9. In a device of the class described, a transverse member, a frame having a fork on the rear end thereof and tiltably secured to said member, a wheeled axle extending through said fork, and a pair of coil springs mounted on said axle and positioned to resist tilting movement of said frame.
10. In a three wheeled vehicle, a rear axle, a pair of wheels rotatably mounted on the opposite ends of said axle, a frame pivotally connected to said rear axle, a front wheel supporting the forward end of said frame, and a pair of coil springs, said springs being positioned on opposite sides of said frame and operatively engaging said frame and axle for resisting pivotal movement of said frame.
11. In a three Wheeled vehicle, a rear axle, a pair of collars mounted on said axle, a frame having a fork on the rear end thereof and tiltably secured to said axle, the latter being adapted to extend loosely through said fork, and yielding means engaging said collars and fork for resisting tilting movement of said frame.
12.111 a device of the class described, a wheeled axle, a frame having pivotal connection with said axle and having a free end, means for limiting arcuate movement of said free end, and means for locking said frame in upright position.
13. In a device of the class described, a wheeled axle, a frame having pivotal connection with said axle and having a free rear end, and means for locking said frame in upright position.

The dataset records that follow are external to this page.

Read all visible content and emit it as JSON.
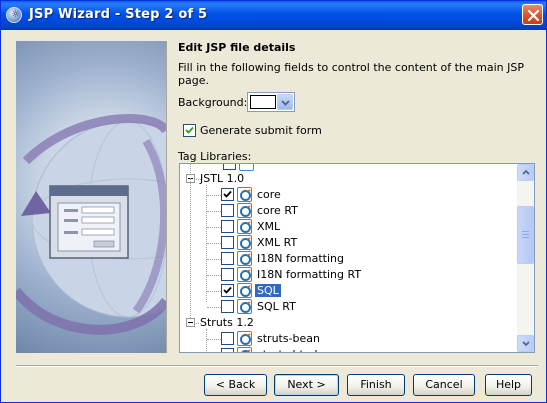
{
  "window": {
    "title": "JSP Wizard - Step 2 of 5",
    "title_icon": "sun-java-icon",
    "close_icon": "close-x-icon"
  },
  "content": {
    "heading": "Edit JSP file details",
    "description": "Fill in the following fields to control the content of the main JSP page.",
    "background_label": "Background:",
    "background_color": "#ffffff",
    "generate_submit_form": {
      "label": "Generate submit form",
      "checked": true
    },
    "tag_libraries_label": "Tag Libraries:"
  },
  "tree": {
    "groups": [
      {
        "name": "JSTL 1.0",
        "expanded": true,
        "items": [
          {
            "label": "core",
            "checked": true,
            "selected": false
          },
          {
            "label": "core RT",
            "checked": false,
            "selected": false
          },
          {
            "label": "XML",
            "checked": false,
            "selected": false
          },
          {
            "label": "XML RT",
            "checked": false,
            "selected": false
          },
          {
            "label": "I18N formatting",
            "checked": false,
            "selected": false
          },
          {
            "label": "I18N formatting RT",
            "checked": false,
            "selected": false
          },
          {
            "label": "SQL",
            "checked": true,
            "selected": true
          },
          {
            "label": "SQL RT",
            "checked": false,
            "selected": false
          }
        ]
      },
      {
        "name": "Struts 1.2",
        "expanded": true,
        "items": [
          {
            "label": "struts-bean",
            "checked": false,
            "selected": false
          },
          {
            "label": "struts-html",
            "checked": false,
            "selected": false
          }
        ]
      }
    ]
  },
  "buttons": {
    "back": "< Back",
    "next": "Next >",
    "finish": "Finish",
    "cancel": "Cancel",
    "help": "Help"
  },
  "colors": {
    "titlebar": "#0050e8",
    "dialog_bg": "#ece9d8",
    "selection": "#316ac5",
    "close_button": "#d7532e"
  }
}
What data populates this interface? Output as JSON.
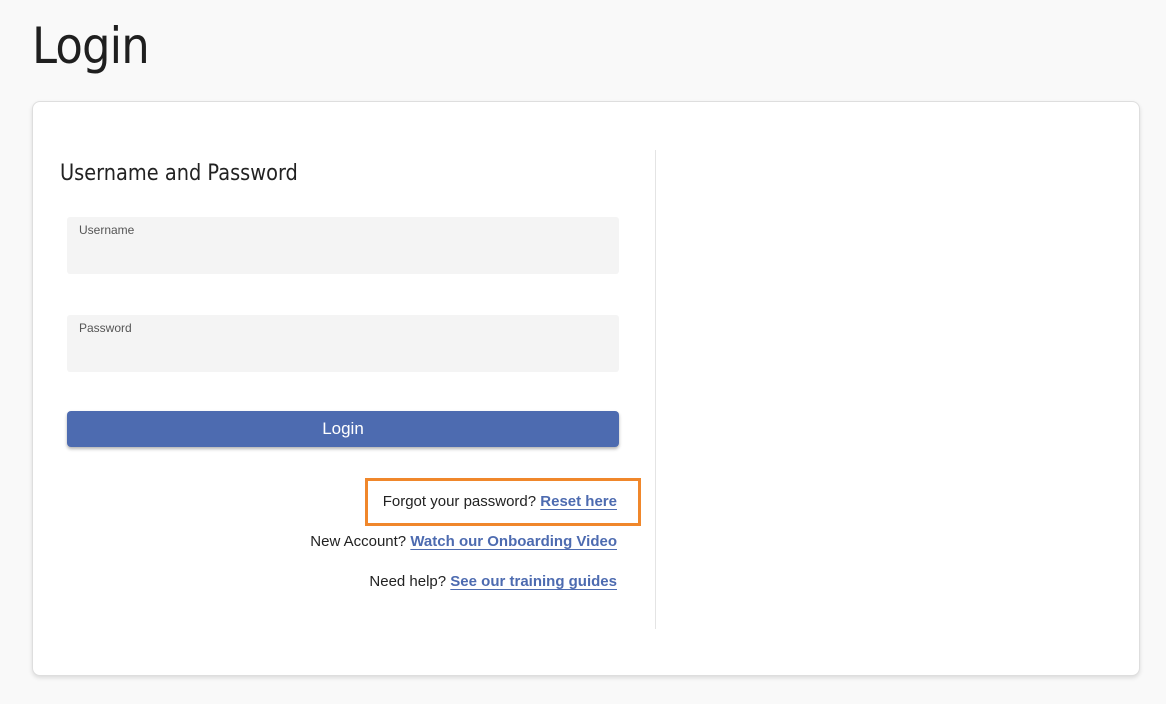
{
  "page": {
    "title": "Login"
  },
  "form": {
    "section_title": "Username and Password",
    "username": {
      "label": "Username",
      "value": ""
    },
    "password": {
      "label": "Password",
      "value": ""
    },
    "submit_label": "Login"
  },
  "links": {
    "forgot": {
      "prompt": "Forgot your password?",
      "link_text": "Reset here"
    },
    "new_account": {
      "prompt": "New Account?",
      "link_text": "Watch our Onboarding Video"
    },
    "help": {
      "prompt": "Need help?",
      "link_text": "See our training guides"
    }
  },
  "colors": {
    "accent": "#4d6bb0",
    "highlight": "#f0872b",
    "field_background": "#f4f4f4",
    "page_background": "#f9f9f9"
  }
}
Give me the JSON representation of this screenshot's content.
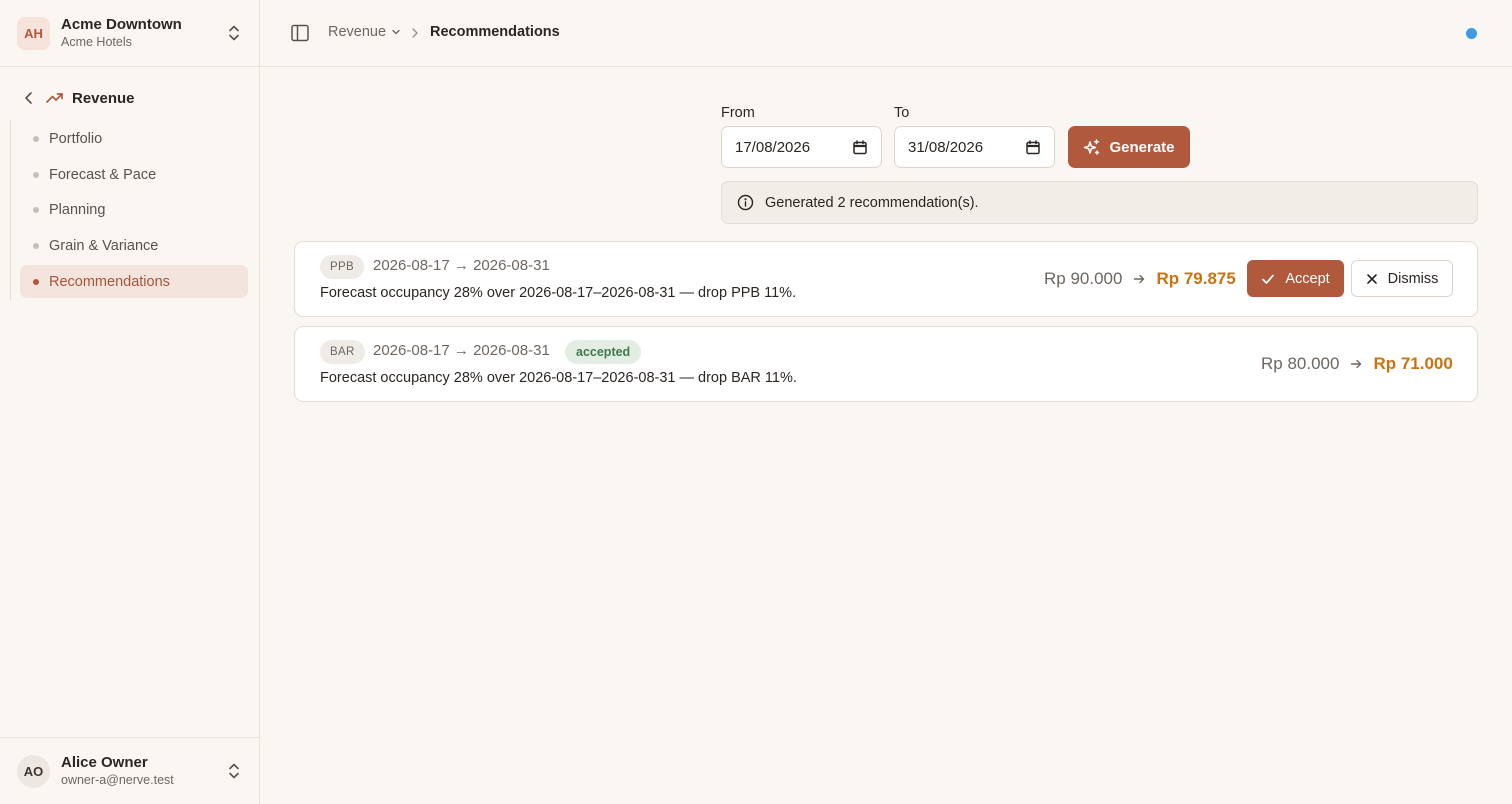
{
  "org": {
    "initials": "AH",
    "name": "Acme Downtown",
    "subtitle": "Acme Hotels"
  },
  "nav": {
    "section": "Revenue",
    "items": [
      {
        "label": "Portfolio"
      },
      {
        "label": "Forecast & Pace"
      },
      {
        "label": "Planning"
      },
      {
        "label": "Grain & Variance"
      },
      {
        "label": "Recommendations"
      }
    ],
    "active": "Recommendations"
  },
  "user": {
    "initials": "AO",
    "name": "Alice Owner",
    "email": "owner-a@nerve.test"
  },
  "breadcrumb": {
    "root": "Revenue",
    "current": "Recommendations"
  },
  "filters": {
    "from_label": "From",
    "from_value": "17/08/2026",
    "to_label": "To",
    "to_value": "31/08/2026",
    "generate_label": "Generate"
  },
  "notice": "Generated 2 recommendation(s).",
  "recommendations": [
    {
      "code": "PPB",
      "range": "2026-08-17 → 2026-08-31",
      "status": "",
      "description": "Forecast occupancy 28% over 2026-08-17–2026-08-31 — drop PPB 11%.",
      "old_price": "Rp 90.000",
      "new_price": "Rp 79.875",
      "accept_label": "Accept",
      "dismiss_label": "Dismiss"
    },
    {
      "code": "BAR",
      "range": "2026-08-17 → 2026-08-31",
      "status": "accepted",
      "description": "Forecast occupancy 28% over 2026-08-17–2026-08-31 — drop BAR 11%.",
      "old_price": "Rp 80.000",
      "new_price": "Rp 71.000"
    }
  ],
  "colors": {
    "accent": "#b0593d",
    "price_new": "#c9740f",
    "status_dot": "#3b9be8",
    "accepted_bg": "#e4ede4",
    "accepted_text": "#3f7a4f"
  }
}
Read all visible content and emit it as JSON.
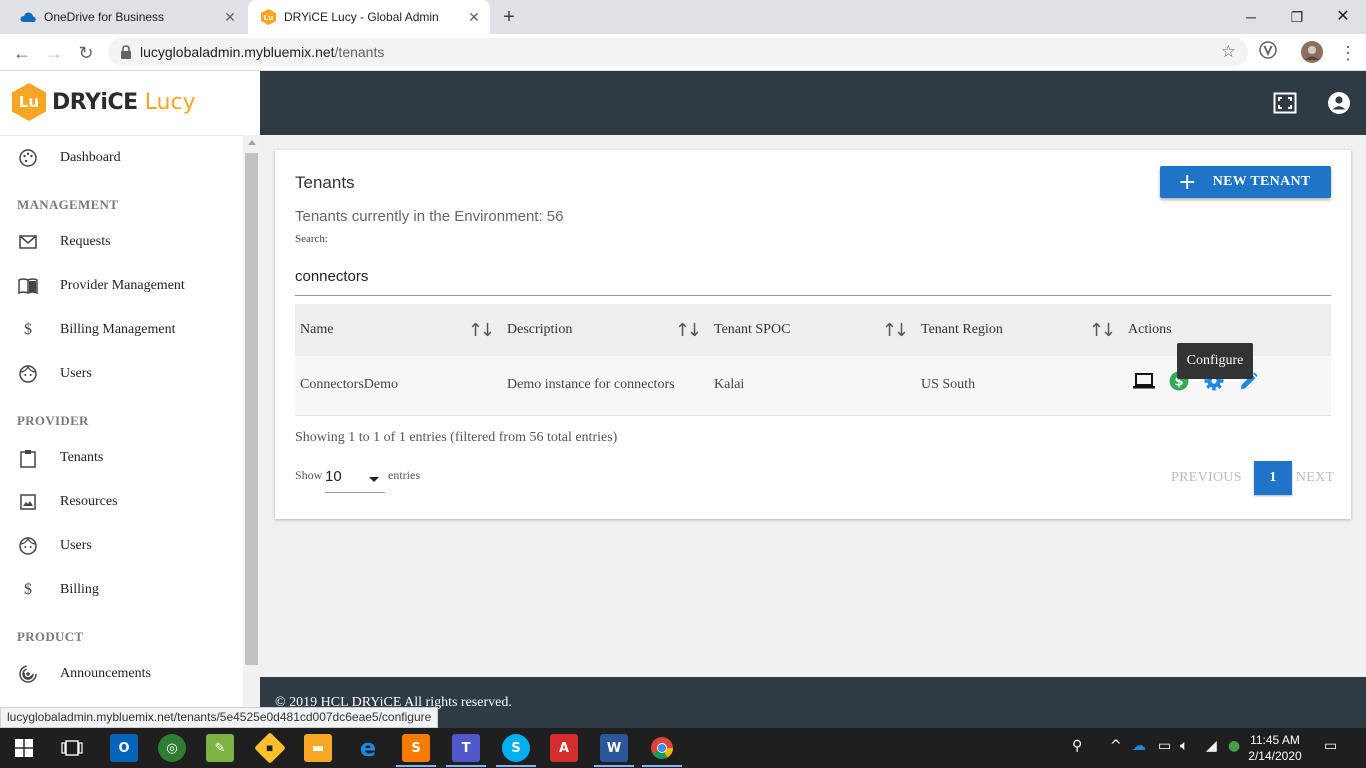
{
  "browser": {
    "tabs": [
      {
        "title": "OneDrive for Business",
        "icon": "onedrive-icon",
        "active": false
      },
      {
        "title": "DRYiCE Lucy - Global Admin",
        "icon": "lucy-favicon",
        "active": true
      }
    ],
    "url_host": "lucyglobaladmin.mybluemix.net",
    "url_path": "/tenants",
    "status_url": "lucyglobaladmin.mybluemix.net/tenants/5e4525e0d481cd007dc6eae5/configure"
  },
  "app": {
    "logo_mark": "Lu",
    "brand_main": "DRYiCE",
    "brand_sub": "Lucy",
    "accent": "#f5a623",
    "header_bg": "#2e3a44",
    "primary": "#1e74c6"
  },
  "sidebar": {
    "items": [
      {
        "label": "Dashboard",
        "icon": "palette-icon"
      },
      {
        "section": "MANAGEMENT"
      },
      {
        "label": "Requests",
        "icon": "mail-icon"
      },
      {
        "label": "Provider Management",
        "icon": "book-icon"
      },
      {
        "label": "Billing Management",
        "icon": "dollar-icon"
      },
      {
        "label": "Users",
        "icon": "face-icon"
      },
      {
        "section": "PROVIDER"
      },
      {
        "label": "Tenants",
        "icon": "clipboard-icon"
      },
      {
        "label": "Resources",
        "icon": "image-icon"
      },
      {
        "label": "Users",
        "icon": "face-icon"
      },
      {
        "label": "Billing",
        "icon": "dollar-icon"
      },
      {
        "section": "PRODUCT"
      },
      {
        "label": "Announcements",
        "icon": "rss-icon"
      }
    ]
  },
  "page": {
    "title": "Tenants",
    "subtitle": "Tenants currently in the Environment: 56",
    "new_button": "NEW TENANT",
    "search_label": "Search:",
    "search_value": "connectors",
    "columns": [
      "Name",
      "Description",
      "Tenant SPOC",
      "Tenant Region",
      "Actions"
    ],
    "rows": [
      {
        "name": "ConnectorsDemo",
        "description": "Demo instance for connectors",
        "spoc": "Kalai",
        "region": "US South"
      }
    ],
    "action_icons": [
      "laptop-icon",
      "dollar-circle-icon",
      "gear-icon",
      "pencil-icon"
    ],
    "tooltip": "Configure",
    "showing": "Showing 1 to 1 of 1 entries (filtered from 56 total entries)",
    "length_show": "Show",
    "length_value": "10",
    "length_entries": "entries",
    "pager": {
      "previous": "PREVIOUS",
      "page": "1",
      "next": "NEXT"
    }
  },
  "footer": {
    "copyright": "© 2019 HCL DRYiCE All rights reserved."
  },
  "taskbar": {
    "time": "11:45 AM",
    "date": "2/14/2020"
  }
}
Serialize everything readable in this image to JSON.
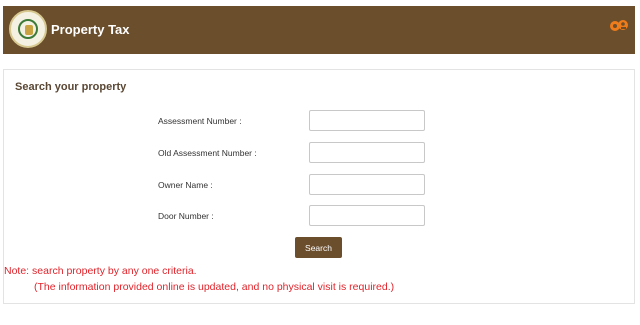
{
  "header": {
    "title": "Property Tax"
  },
  "brand": {
    "colors": {
      "primary": "#6b4e2c",
      "note": "#e0242b",
      "logo": "#ef7c1a"
    }
  },
  "search": {
    "title": "Search your property",
    "fields": [
      {
        "label": "Assessment Number :",
        "value": ""
      },
      {
        "label": "Old Assessment Number :",
        "value": ""
      },
      {
        "label": "Owner Name :",
        "value": ""
      },
      {
        "label": "Door Number :",
        "value": ""
      }
    ],
    "button_label": "Search",
    "note_line1": "Note: search property by any one criteria.",
    "note_line2": "(The information provided online is updated, and no physical visit is required.)"
  }
}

14. In a three wheeled vehicle, a wheeled axle, a frame having pivotal connection with said axle, and a pair of coil springs positioned one on either side of said frame and operatively engaging said frame and axle for resisting pivotal movement of said frame.
15. In a wheeled vehicle, a rear axle, a frame having pivotal connection with said axle and having a free rear end, means carried by said free end for locking the latter to said axle, and means for resisting arcuate movement of said free end.
16. In a Wheeled vehicle, a rear axle, a frame having pivotal connection intermediate its ends with said axle, the free rear end of said frame being divided and said axle being adapted to extend between the branches of said divided portion, and yielding means for limiting the movement of said free end.
In testimony whereof I have signed this specification.
WILLIAM L. MCGRATH.
|Citing Patent||Filing date||Publication date||Applicant||Title|
|US4478305 *||Sep 27, 1982||Oct 23, 1984||Martin Ii Lee R||Rear suspension for a three wheel vehicle|
|US6572130||Oct 11, 2001||Jun 3, 2003||H. Peter Greene, Jr.||Three-wheeled vehicle|
|U.S. Classification||280/282, 280/283, 280/124.111, D12/112, 280/124.179|
|International Classification||B62K5/00, B62K5/02, B62K5/04|
|Cooperative Classification||B62K5/02, B62K2005/001|